Dacrydium novo-guineense

Gibbs 1917

Common names

"New Guinea: kaowié, kowié, Arfak, Manikiong lang., aru, Wissel Lakes, Kapauko lang., munump, Nondugl, Minj" (de Laubenfels 1988).

Taxonomic notes

Description
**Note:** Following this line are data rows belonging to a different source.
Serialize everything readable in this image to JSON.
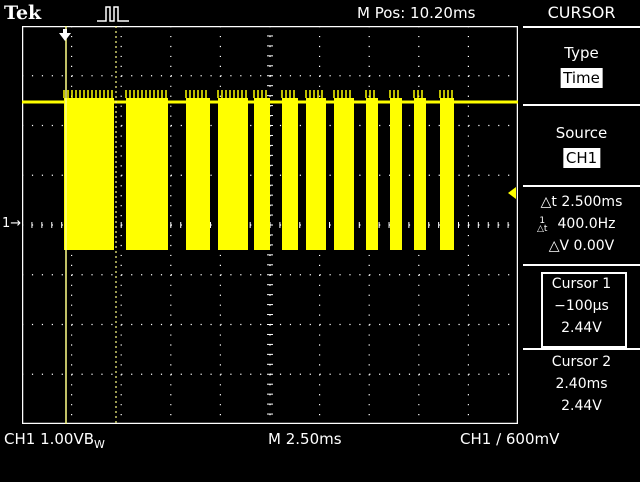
{
  "header": {
    "brand": "Tek",
    "trigger_icon": "pulse-trigger-icon",
    "m_pos": "M Pos: 10.20ms",
    "menu_title": "CURSOR"
  },
  "menu": {
    "type_label": "Type",
    "type_value": "Time",
    "source_label": "Source",
    "source_value": "CH1",
    "delta_t": "△t 2.500ms",
    "freq": "400.0Hz",
    "delta_v": "△V 0.00V",
    "cursor1_label": "Cursor 1",
    "cursor1_time": "−100µs",
    "cursor1_volt": "2.44V",
    "cursor2_label": "Cursor 2",
    "cursor2_time": "2.40ms",
    "cursor2_volt": "2.44V"
  },
  "status": {
    "ch1_scale": "CH1  1.00VB",
    "bw_suffix": "W",
    "timebase": "M 2.50ms",
    "trigger": "CH1 ∕ 600mV"
  },
  "markers": {
    "ch1": "1→"
  },
  "colors": {
    "trace": "#ffff00",
    "grid": "#ffffff",
    "background": "#000000"
  }
}
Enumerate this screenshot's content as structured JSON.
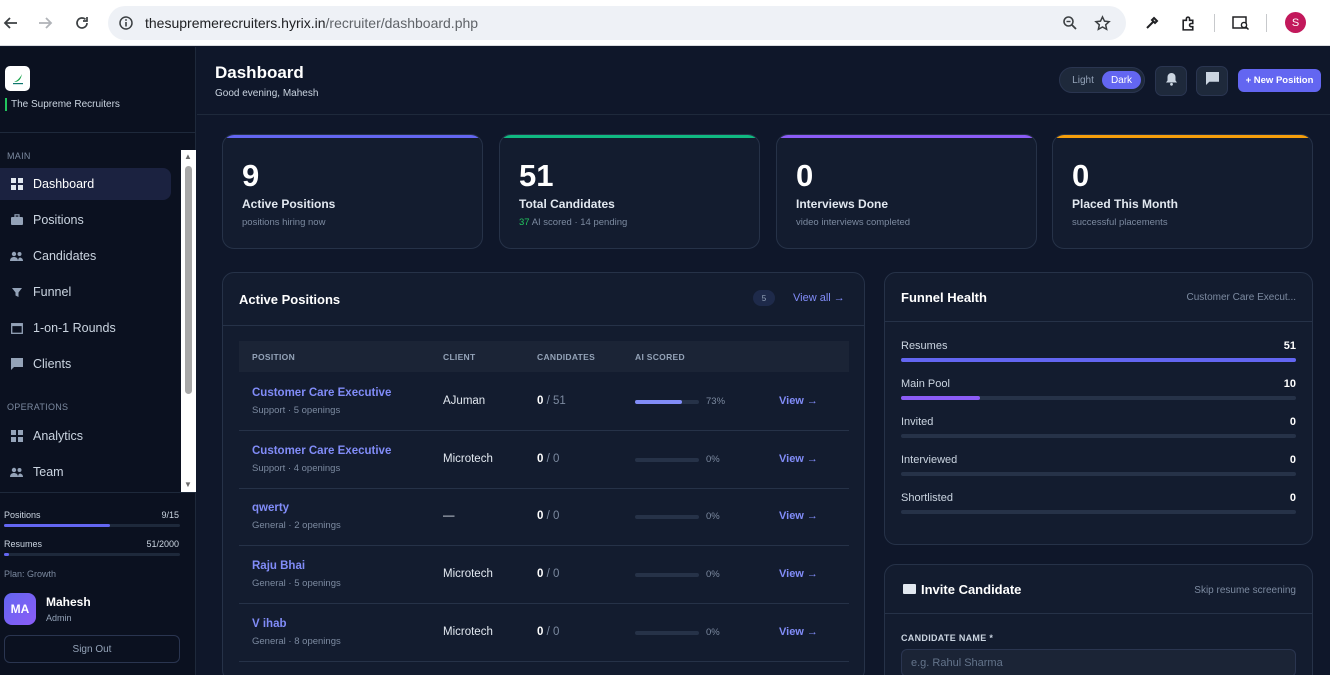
{
  "browser": {
    "url_host": "thesupremerecruiters.hyrix.in",
    "url_path": "/recruiter/dashboard.php",
    "profile_initial": "S"
  },
  "sidebar": {
    "brand": "The Supreme Recruiters",
    "section_main": "MAIN",
    "section_operations": "OPERATIONS",
    "items": [
      {
        "label": "Dashboard",
        "icon": "grid-icon",
        "active": true
      },
      {
        "label": "Positions",
        "icon": "briefcase-icon"
      },
      {
        "label": "Candidates",
        "icon": "people-icon"
      },
      {
        "label": "Funnel",
        "icon": "funnel-icon"
      },
      {
        "label": "1-on-1 Rounds",
        "icon": "calendar-icon"
      },
      {
        "label": "Clients",
        "icon": "chat-icon"
      },
      {
        "label": "Analytics",
        "icon": "grid-icon"
      },
      {
        "label": "Team",
        "icon": "people-icon"
      }
    ],
    "usage": {
      "positions_label": "Positions",
      "positions_value": "9/15",
      "positions_fraction": 0.6,
      "resumes_label": "Resumes",
      "resumes_value": "51/2000",
      "resumes_fraction": 0.026
    },
    "plan": "Plan: Growth",
    "user": {
      "initials": "MA",
      "name": "Mahesh",
      "role": "Admin"
    },
    "sign_out": "Sign Out"
  },
  "header": {
    "title": "Dashboard",
    "greeting": "Good evening, Mahesh",
    "theme_light": "Light",
    "theme_dark": "Dark",
    "new_position": "+ New Position"
  },
  "stats": [
    {
      "value": "9",
      "label": "Active Positions",
      "sub": "positions hiring now",
      "color": "#6366f1"
    },
    {
      "value": "51",
      "label": "Total Candidates",
      "sub_green": "37",
      "sub": " AI scored · 14 pending",
      "color": "#10b981"
    },
    {
      "value": "0",
      "label": "Interviews Done",
      "sub": "video interviews completed",
      "color": "#8b5cf6"
    },
    {
      "value": "0",
      "label": "Placed This Month",
      "sub": "successful placements",
      "color": "#f59e0b"
    }
  ],
  "active_positions": {
    "title": "Active Positions",
    "count": "5",
    "view_all": "View all →",
    "columns": [
      "POSITION",
      "CLIENT",
      "CANDIDATES",
      "AI SCORED"
    ],
    "rows": [
      {
        "name": "Customer Care Executive",
        "meta": "Support · 5 openings",
        "client": "AJuman",
        "cand": "0",
        "total": " / 51",
        "ai_pct": "73%",
        "ai_fraction": 0.73,
        "view": "View →"
      },
      {
        "name": "Customer Care Executive",
        "meta": "Support · 4 openings",
        "client": "Microtech",
        "cand": "0",
        "total": " / 0",
        "ai_pct": "0%",
        "ai_fraction": 0,
        "view": "View →"
      },
      {
        "name": "qwerty",
        "meta": "General · 2 openings",
        "client": "—",
        "cand": "0",
        "total": " / 0",
        "ai_pct": "0%",
        "ai_fraction": 0,
        "view": "View →"
      },
      {
        "name": "Raju Bhai",
        "meta": "General · 5 openings",
        "client": "Microtech",
        "cand": "0",
        "total": " / 0",
        "ai_pct": "0%",
        "ai_fraction": 0,
        "view": "View →"
      },
      {
        "name": "V ihab",
        "meta": "General · 8 openings",
        "client": "Microtech",
        "cand": "0",
        "total": " / 0",
        "ai_pct": "0%",
        "ai_fraction": 0,
        "view": "View →"
      }
    ]
  },
  "funnel": {
    "title": "Funnel Health",
    "position": "Customer Care Execut...",
    "stages": [
      {
        "label": "Resumes",
        "value": "51",
        "fraction": 1.0,
        "color": "#6366f1"
      },
      {
        "label": "Main Pool",
        "value": "10",
        "fraction": 0.2,
        "color": "#8b5cf6"
      },
      {
        "label": "Invited",
        "value": "0",
        "fraction": 0,
        "color": "#6366f1"
      },
      {
        "label": "Interviewed",
        "value": "0",
        "fraction": 0,
        "color": "#6366f1"
      },
      {
        "label": "Shortlisted",
        "value": "0",
        "fraction": 0,
        "color": "#6366f1"
      }
    ]
  },
  "invite": {
    "title": "Invite Candidate",
    "skip": "Skip resume screening",
    "field_label": "CANDIDATE NAME *",
    "placeholder": "e.g. Rahul Sharma"
  }
}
"Tree, 1.5-29 m tall, up to 50 cm diam., with ascending branches and numerous branchlets producing a dense rounded crown. Juvenile leaves up to at least 1 cm long, lanceolate, acute, spreading but curved so that the apex normally turns slightly inward towards the shoot, often shorter at the base of the shoot and on main axes, strongly keeled on the back, 0.2 mm thick and 0.4-0.7 mm wide, giving way abruptly to short transitional scales on plants about half a metre high, sometimes twisted to the side giving a spiral effect to the shoot. Transitional leaves, if present, up to c. 2 mm long and spreading slightly. Adult shoots cord-like, 1-2 mm diam. Adult scale-leaves strongly keeled on the back, acute, imbricate, 0.8-1.7 mm long and 0.4-1 mm wide. Fertile structures terminal, usually on short or very short lateral shoots. Pollen cones 5-8 mm long and 1.5 mm diam., apex of the microsporophyll less than 1 mm long. Seed-bearing structure formed of elongated bracts, the longest towards the apex 3 by 0.5 mm. Seed 5 mm long and dark brown" (de Laubenfels 1988).

Distribution and Ecology
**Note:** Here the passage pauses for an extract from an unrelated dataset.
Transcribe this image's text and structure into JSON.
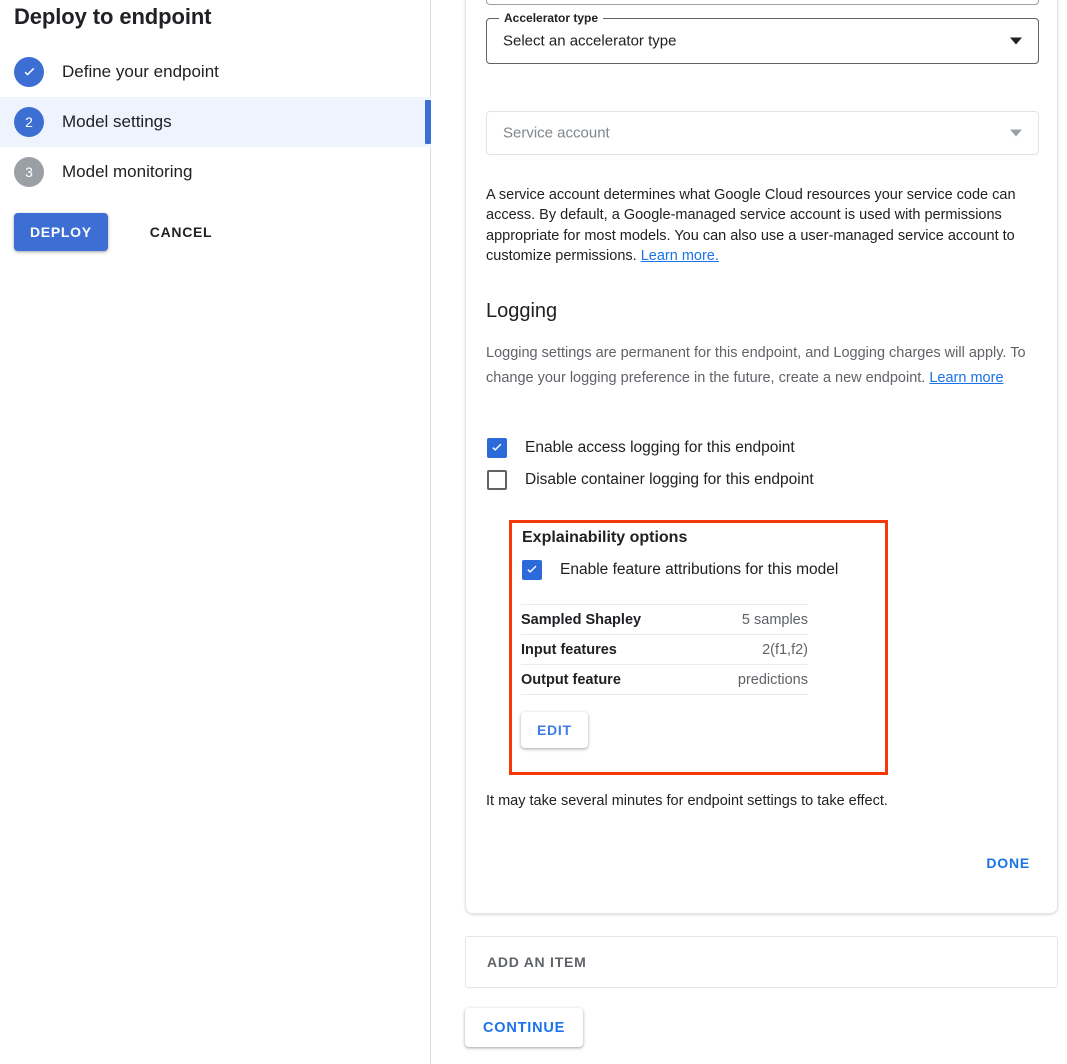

Central & SE. Celebes, Moluccas (Buru, Obi), and common throughout New Guinea. "Along mossy crests and in open areas from 700 to 3000 m, but mostly between 1500 and 2200 m. Rising above the mid mountain canopy or a common small tree at higher elevations rising above ferns and other scrub often after fire, sometimes dominant. On different soil types: clay, stony sand, quartzite, even peat" (de Laubenfels 1988).
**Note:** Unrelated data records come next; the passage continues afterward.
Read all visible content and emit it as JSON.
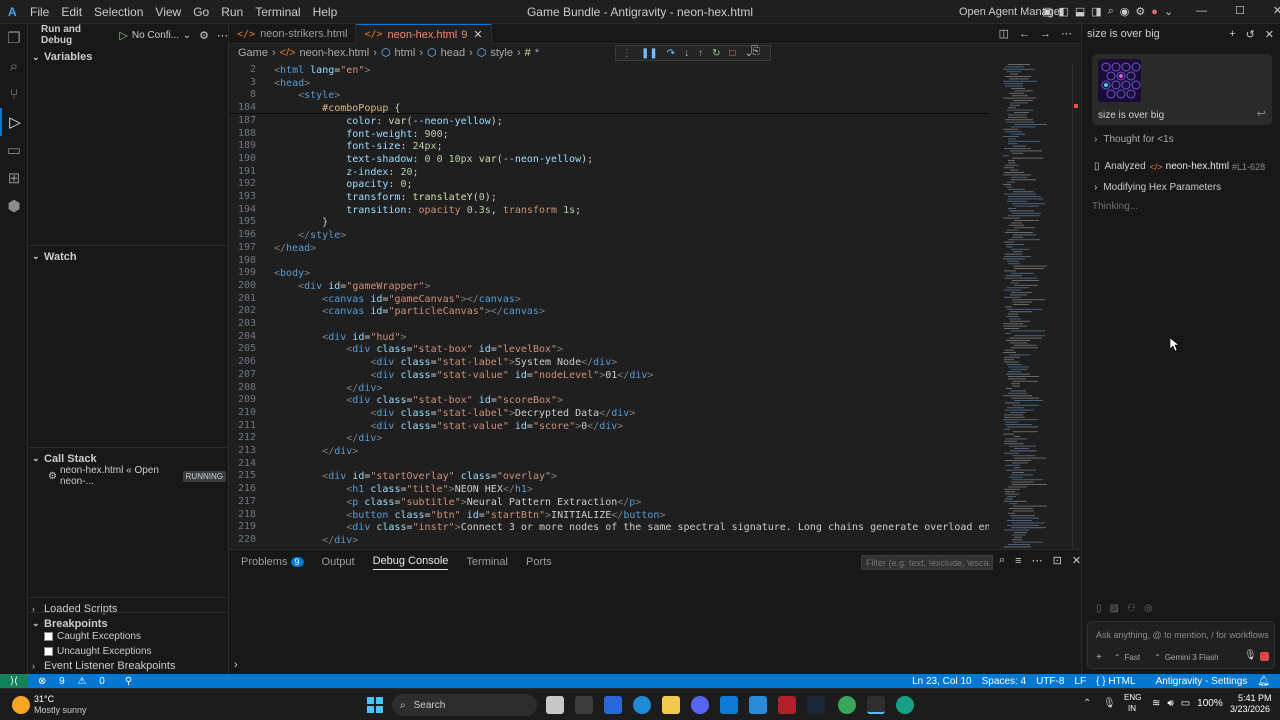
{
  "titlebar": {
    "menu": [
      "File",
      "Edit",
      "Selection",
      "View",
      "Go",
      "Run",
      "Terminal",
      "Help"
    ],
    "title": "Game Bundle - Antigravity - neon-hex.html",
    "open_agent_manager": "Open Agent Manager"
  },
  "sidebar": {
    "run_debug_label": "Run and Debug",
    "config_label": "No Confi...",
    "variables": "Variables",
    "watch": "Watch",
    "call_stack": "Call Stack",
    "call_stack_item": "neon-hex.html « Open neon-...",
    "running_badge": "RUNNING",
    "loaded_scripts": "Loaded Scripts",
    "breakpoints": "Breakpoints",
    "caught": "Caught Exceptions",
    "uncaught": "Uncaught Exceptions",
    "event_listener": "Event Listener Breakpoints"
  },
  "tabs": [
    {
      "label": "neon-strikers.html",
      "active": false
    },
    {
      "label": "neon-hex.html",
      "badge": "9",
      "active": true
    }
  ],
  "breadcrumb": [
    "Game",
    "neon-hex.html",
    "html",
    "head",
    "style",
    "*"
  ],
  "code_lines": [
    {
      "n": "2",
      "html": "<span class='p'>&lt;</span><span class='t'>html</span> <span class='a'>lang</span>=<span class='s'>\"en\"</span><span class='p'>&gt;</span>"
    },
    {
      "n": "3",
      "html": "<span class='p'>&lt;</span><span class='t'>head</span><span class='p'>&gt;</span>"
    },
    {
      "n": "8",
      "html": "    <span class='p'>&lt;</span><span class='t'>style</span><span class='p'>&gt;</span>"
    },
    {
      "n": "184",
      "html": "        <span class='sel'>#comboPopup</span> {"
    },
    {
      "n": "187",
      "html": "            <span class='prop'>color</span>: <span class='fn'>var</span>(<span class='a'>--neon-yellow</span>);"
    },
    {
      "n": "188",
      "html": "            <span class='prop'>font-weight</span>: <span class='num'>900</span>;"
    },
    {
      "n": "189",
      "html": "            <span class='prop'>font-size</span>: <span class='num'>24px</span>;"
    },
    {
      "n": "190",
      "html": "            <span class='prop'>text-shadow</span>: <span class='num'>0 0 10px</span> <span class='fn'>var</span>(<span class='a'>--neon-yellow</span>);"
    },
    {
      "n": "191",
      "html": "            <span class='prop'>z-index</span>: <span class='num'>20</span>;"
    },
    {
      "n": "192",
      "html": "            <span class='prop'>opacity</span>: <span class='num'>0</span>;"
    },
    {
      "n": "193",
      "html": "            <span class='prop'>transform</span>: <span class='fn'>translateY</span>(<span class='num'>0</span>);"
    },
    {
      "n": "194",
      "html": "            <span class='prop'>transition</span>: <span class='val'>opacity</span> <span class='num'>0.3s</span>, <span class='val'>transform</span> <span class='num'>1s</span>;"
    },
    {
      "n": "195",
      "html": "        }"
    },
    {
      "n": "196",
      "html": "    <span class='p'>&lt;/</span><span class='t'>style</span><span class='p'>&gt;</span>"
    },
    {
      "n": "197",
      "html": "<span class='p'>&lt;/</span><span class='t'>head</span><span class='p'>&gt;</span>"
    },
    {
      "n": "198",
      "html": ""
    },
    {
      "n": "199",
      "html": "<span class='p'>&lt;</span><span class='t'>body</span><span class='p'>&gt;</span>"
    },
    {
      "n": "200",
      "html": "    <span class='p'>&lt;</span><span class='t'>div</span> <span class='a'>id</span>=<span class='s'>\"gameWrapper\"</span><span class='p'>&gt;</span>"
    },
    {
      "n": "201",
      "html": "        <span class='p'>&lt;</span><span class='t'>canvas</span> <span class='a'>id</span>=<span class='s'>\"gameCanvas\"</span><span class='p'>&gt;&lt;/</span><span class='t'>canvas</span><span class='p'>&gt;</span>"
    },
    {
      "n": "202",
      "html": "        <span class='p'>&lt;</span><span class='t'>canvas</span> <span class='a'>id</span>=<span class='s'>\"particleCanvas\"</span><span class='p'>&gt;&lt;/</span><span class='t'>canvas</span><span class='p'>&gt;</span>"
    },
    {
      "n": "203",
      "html": ""
    },
    {
      "n": "204",
      "html": "        <span class='p'>&lt;</span><span class='t'>div</span> <span class='a'>id</span>=<span class='s'>\"hud\"</span><span class='p'>&gt;</span>"
    },
    {
      "n": "205",
      "html": "            <span class='p'>&lt;</span><span class='t'>div</span> <span class='a'>class</span>=<span class='s'>\"stat-box\"</span> <span class='a'>id</span>=<span class='s'>\"levelBox\"</span><span class='p'>&gt;</span>"
    },
    {
      "n": "206",
      "html": "                <span class='p'>&lt;</span><span class='t'>div</span> <span class='a'>class</span>=<span class='s'>\"stat-label\"</span><span class='p'>&gt;</span>System Node<span class='p'>&lt;/</span><span class='t'>div</span><span class='p'>&gt;</span>"
    },
    {
      "n": "207",
      "html": "                <span class='p'>&lt;</span><span class='t'>div</span> <span class='a'>class</span>=<span class='s'>\"stat-value\"</span> <span class='a'>id</span>=<span class='s'>\"nodeLevel\"</span><span class='p'>&gt;</span>01<span class='p'>&lt;/</span><span class='t'>div</span><span class='p'>&gt;</span>"
    },
    {
      "n": "208",
      "html": "            <span class='p'>&lt;/</span><span class='t'>div</span><span class='p'>&gt;</span>"
    },
    {
      "n": "209",
      "html": "            <span class='p'>&lt;</span><span class='t'>div</span> <span class='a'>class</span>=<span class='s'>\"stat-box\"</span> <span class='a'>id</span>=<span class='s'>\"scoreBox\"</span><span class='p'>&gt;</span>"
    },
    {
      "n": "210",
      "html": "                <span class='p'>&lt;</span><span class='t'>div</span> <span class='a'>class</span>=<span class='s'>\"stat-label\"</span><span class='p'>&gt;</span>Decrypted Data<span class='p'>&lt;/</span><span class='t'>div</span><span class='p'>&gt;</span>"
    },
    {
      "n": "211",
      "html": "                <span class='p'>&lt;</span><span class='t'>div</span> <span class='a'>class</span>=<span class='s'>\"stat-value\"</span> <span class='a'>id</span>=<span class='s'>\"score\"</span><span class='p'>&gt;</span>0<span class='p'>&lt;/</span><span class='t'>div</span><span class='p'>&gt;</span>"
    },
    {
      "n": "212",
      "html": "            <span class='p'>&lt;/</span><span class='t'>div</span><span class='p'>&gt;</span>"
    },
    {
      "n": "213",
      "html": "        <span class='p'>&lt;/</span><span class='t'>div</span><span class='p'>&gt;</span>"
    },
    {
      "n": "214",
      "html": ""
    },
    {
      "n": "215",
      "html": "        <span class='p'>&lt;</span><span class='t'>div</span> <span class='a'>id</span>=<span class='s'>\"startOverlay\"</span> <span class='a'>class</span>=<span class='s'>\"overlay\"</span><span class='p'>&gt;</span>"
    },
    {
      "n": "216",
      "html": "            <span class='p'>&lt;</span><span class='t'>h1</span> <span class='a'>class</span>=<span class='s'>\"title\"</span><span class='p'>&gt;</span>NEON HEX<span class='p'>&lt;/</span><span class='t'>h1</span><span class='p'>&gt;</span>"
    },
    {
      "n": "217",
      "html": "            <span class='p'>&lt;</span><span class='t'>p</span> <span class='a'>class</span>=<span class='s'>\"subtitle\"</span><span class='p'>&gt;</span>Neural Pattern Extraction<span class='p'>&lt;/</span><span class='t'>p</span><span class='p'>&gt;</span>"
    },
    {
      "n": "218",
      "html": "            <span class='p'>&lt;</span><span class='t'>button</span> <span class='a'>class</span>=<span class='s'>\"btn\"</span> <span class='a'>id</span>=<span class='s'>\"startBtn\"</span><span class='p'>&gt;</span>INITIALIZE<span class='p'>&lt;/</span><span class='t'>button</span><span class='p'>&gt;</span>"
    },
    {
      "n": "219",
      "html": "            <span class='p'>&lt;</span><span class='t'>div</span> <span class='a'>class</span>=<span class='s'>\"instr\"</span><span class='p'>&gt;</span>Connect 3 or more nodes of the same spectral signature. Long chains generate overload energy. Precision is ke"
    },
    {
      "n": "220",
      "html": "        <span class='p'>&lt;/</span><span class='t'>div</span><span class='p'>&gt;</span>"
    }
  ],
  "panel": {
    "tabs": [
      "Problems",
      "Output",
      "Debug Console",
      "Terminal",
      "Ports"
    ],
    "problems_count": "9",
    "filter_placeholder": "Filter (e.g. text, !exclude, \\esca..."
  },
  "agent": {
    "header_title": "size is over big",
    "user_message": "size is over big",
    "thought": "Thought for <1s",
    "analyzed_label": "Analyzed",
    "analyzed_file": "neon-hex.html",
    "analyzed_range": "#L1-628",
    "modifying": "Modifying Hex Parameters",
    "thinking": "Thinking...",
    "input_placeholder": "Ask anything, @ to mention, / for workflows",
    "mode": "Fast",
    "model": "Gemini 3 Flash"
  },
  "statusbar": {
    "errors": "9",
    "warnings": "0",
    "position": "Ln 23, Col 10",
    "spaces": "Spaces: 4",
    "encoding": "UTF-8",
    "eol": "LF",
    "language": "HTML",
    "settings": "Antigravity - Settings"
  },
  "taskbar": {
    "temperature": "31°C",
    "weather": "Mostly sunny",
    "search": "Search",
    "lang": "ENG",
    "region": "IN",
    "battery": "100%",
    "time": "5:41 PM",
    "date": "3/23/2026"
  }
}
Zone 10 (cold hardiness limit between -1°C and +4.4°C) (Bannister and Neuner 2001).

Big tree

Oldest

Dendrochronology

Ethnobotany

Observations

Remarks

"Other scale-leaved species of Dacrydium occur in the Antarctic forests of Tasmania, New Zealand, and Chile. Dacrydium novo-guineense is a tropical highland tree while, among the scale-leaved group in Dacrydium, only D. elatum occurs in tropical lowlands" (de Laubenfels 1988).

Citations

See also

Dallimore et al. 1967.

Gibbs. 1917. Contrib. Phytogeor. Flora Arfak Mts. 78-80.

Last Modified 2012-11-23